Franklin Law may have created a human rights law precedent in Ontario by challenging an unsupportive Union: Ron Franklin is currently representing an employee in a duty of fair representation complaint against his Union and a human rights complaint against his employer. In an unfortunate turn of events, the Union attempted to intervene in the employee’s human rights complaint against his employer. We say “unfortunate” because the Union, instead of supporting the worker, wanted to question witnesses, present evidence and argue that the employer did not violate the worker’s human rights. The Human Rights Tribunal of Ontario has routinely granted Unions’ request to intervene in cases where one of their member employees claims he or she has been discriminated against by the employer. But in our case, such an outcome would have been disastrous as the Union’s position was more supportive of the employer than the worker. Franklin Law argued forcefully that the Union had no part to play in the HRTO proceedings because the dispute was between the employee and the employer and that the real reason why the Union wanted to participate was because the employee had previously brought a duty of fair representation complaint against it. In a well reasoned decision, the HRTO denied the Union’s request to intervene, and relied on many of the arguments we raised in our lengthy submission. This case is important not only because it provides insight into the legal principles that the HRTO takes into account in deciding whether or not to grant intervenor status to a Union, but also because it may be the first case in Ontario in which the HRTO flatly denied a Union’s request to intervene after reviewing submissions from both the worker and the Union. To the extent that this decision sets precedent in Ontario, we expect that it may be of benefit to other employees in situations where their Union remains unsupportive in the face of serious allegations of discrimination. For a copy of the decision (2010 HRTO 1323), please click here.

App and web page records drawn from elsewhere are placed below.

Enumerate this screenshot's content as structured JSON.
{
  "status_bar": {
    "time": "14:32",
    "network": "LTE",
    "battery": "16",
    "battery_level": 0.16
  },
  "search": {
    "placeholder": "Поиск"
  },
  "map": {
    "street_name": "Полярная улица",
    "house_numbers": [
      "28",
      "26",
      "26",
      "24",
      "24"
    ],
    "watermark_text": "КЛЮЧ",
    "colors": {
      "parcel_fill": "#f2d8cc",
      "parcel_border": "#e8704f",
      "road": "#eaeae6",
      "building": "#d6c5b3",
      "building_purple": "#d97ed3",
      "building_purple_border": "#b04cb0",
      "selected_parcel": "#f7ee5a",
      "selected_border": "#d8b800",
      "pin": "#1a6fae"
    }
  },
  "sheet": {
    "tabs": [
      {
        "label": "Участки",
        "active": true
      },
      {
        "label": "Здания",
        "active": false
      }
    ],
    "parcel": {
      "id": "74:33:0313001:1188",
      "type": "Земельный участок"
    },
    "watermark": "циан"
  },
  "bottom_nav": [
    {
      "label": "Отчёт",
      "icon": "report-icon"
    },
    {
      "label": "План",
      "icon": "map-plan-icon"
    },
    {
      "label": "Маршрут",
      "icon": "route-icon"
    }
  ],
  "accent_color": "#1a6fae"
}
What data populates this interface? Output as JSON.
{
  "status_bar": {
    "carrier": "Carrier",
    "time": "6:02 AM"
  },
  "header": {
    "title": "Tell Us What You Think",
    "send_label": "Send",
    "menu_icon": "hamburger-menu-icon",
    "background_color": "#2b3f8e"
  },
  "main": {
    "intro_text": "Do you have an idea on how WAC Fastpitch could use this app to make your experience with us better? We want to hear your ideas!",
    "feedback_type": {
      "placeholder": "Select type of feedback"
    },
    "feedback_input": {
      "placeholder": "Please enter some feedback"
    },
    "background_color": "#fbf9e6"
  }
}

Franklin Law looks to set a precedent on the duty to accommodate under Ontario’s Human Rights Code: When an employer terminates an employee because of poor performance and the next day becomes aware, for the first time, that the employee’s performance may have been affected by a disability, does the Human Rights Code require the employer to revisit their decision to terminate and take steps to investigate the possibility of accommodating the employee? That is the question raised by a worker that Ron Franklin is representing at the Human Rights Tribunal of Ontario. Stay tuned for updates on this important and potentially precedent setting case.